Another concern raised by Janine Bennett, ACRP-CP, a regulatory associate with the University of North Carolina’s Lineberger Comprehensive Cancer Center, is that “[f]or research conducted by a peer, [a student] may want to participate to try and benefit the peer if they have a positive relationship, or they may want to participate as a means of sabotaging a peer with whom they have a poor relationship.”
In a private response to this author, an ACRP-certified study coordinator with a university-based medical center in Ohio indicated that her institution has “been doing healthy human subject research” in simulation-based medical education. “Our research participants are residents, medical students, nursing students, and [students from] other disciplines…. We have recruited volunteers from the [main campus’s] undergraduate population…as well. We follow the guidance from our IRB. They do consider these individuals to be vulnerable….”
Finally, in another piece of private feedback resulting from the Online Community thread, an ACRP-certified research coordinator for a nonprofit healthcare system in Virginia noted she has used college students as participants in her site’s industry-sponsored, multisite trials. “There’s no ‘relationship’ to give us any ethical concerns about vulnerability,” she wrote. “A plus [is that] they tend to be more tech-savvy than the elderly participants, making some processes easier to teach…. [On the other hand] if they’re from out of town, I don’t have good access to their other medical records, and they might be unavailable for summer visits.”
Johnson RA, Rid A, Emanuel E, Wendler D. 2016. Risks of phase I research with healthy participants: a systematic review. Clin Trials 13(2):149–60. https://www.ncbi.nlm.nih.gov/pmc/articles/PMC4783291/
Tasker R. 2017. Students share why they take part in clinical trials. Daily Collegian. https://www.collegian.psu.edu/news/campus/article_4b9527b2-d10a-11e5-9840-0f27804abe19.html

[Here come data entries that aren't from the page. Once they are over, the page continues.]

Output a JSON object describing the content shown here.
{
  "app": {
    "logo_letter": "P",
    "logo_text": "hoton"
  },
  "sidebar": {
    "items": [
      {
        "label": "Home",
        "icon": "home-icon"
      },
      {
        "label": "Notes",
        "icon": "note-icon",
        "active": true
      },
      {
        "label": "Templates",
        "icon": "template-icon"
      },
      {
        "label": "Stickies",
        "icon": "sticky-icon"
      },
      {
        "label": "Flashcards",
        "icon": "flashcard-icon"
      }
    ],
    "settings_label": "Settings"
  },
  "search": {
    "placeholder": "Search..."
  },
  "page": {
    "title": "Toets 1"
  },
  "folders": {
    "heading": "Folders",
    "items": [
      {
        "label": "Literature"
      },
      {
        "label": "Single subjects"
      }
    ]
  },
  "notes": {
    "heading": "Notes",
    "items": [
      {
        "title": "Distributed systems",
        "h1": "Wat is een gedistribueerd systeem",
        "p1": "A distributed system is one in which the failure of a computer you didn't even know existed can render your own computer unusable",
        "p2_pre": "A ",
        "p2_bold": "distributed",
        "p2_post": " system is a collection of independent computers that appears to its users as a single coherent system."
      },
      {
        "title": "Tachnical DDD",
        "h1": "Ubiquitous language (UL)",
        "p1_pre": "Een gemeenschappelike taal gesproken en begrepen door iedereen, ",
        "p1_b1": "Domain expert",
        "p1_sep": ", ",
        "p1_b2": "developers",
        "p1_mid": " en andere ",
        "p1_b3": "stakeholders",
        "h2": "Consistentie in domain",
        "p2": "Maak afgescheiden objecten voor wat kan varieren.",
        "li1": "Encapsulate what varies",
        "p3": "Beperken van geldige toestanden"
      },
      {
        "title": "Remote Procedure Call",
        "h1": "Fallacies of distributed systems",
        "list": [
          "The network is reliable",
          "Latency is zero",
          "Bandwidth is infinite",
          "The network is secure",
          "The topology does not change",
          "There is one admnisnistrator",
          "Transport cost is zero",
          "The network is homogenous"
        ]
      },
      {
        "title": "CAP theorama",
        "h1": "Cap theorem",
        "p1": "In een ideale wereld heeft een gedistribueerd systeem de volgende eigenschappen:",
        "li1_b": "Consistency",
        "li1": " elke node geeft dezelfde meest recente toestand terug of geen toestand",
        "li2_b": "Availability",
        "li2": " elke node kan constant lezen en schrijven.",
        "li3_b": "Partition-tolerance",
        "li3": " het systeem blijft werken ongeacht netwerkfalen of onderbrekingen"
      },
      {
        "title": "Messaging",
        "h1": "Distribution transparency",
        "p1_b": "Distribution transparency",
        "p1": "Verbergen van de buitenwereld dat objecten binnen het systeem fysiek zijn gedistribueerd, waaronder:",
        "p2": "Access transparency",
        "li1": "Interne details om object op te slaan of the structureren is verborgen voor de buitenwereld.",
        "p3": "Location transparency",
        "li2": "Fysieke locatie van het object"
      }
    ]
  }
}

Gary W. Cramer (firstname.lastname@example.org) is Managing Editor for ACRP.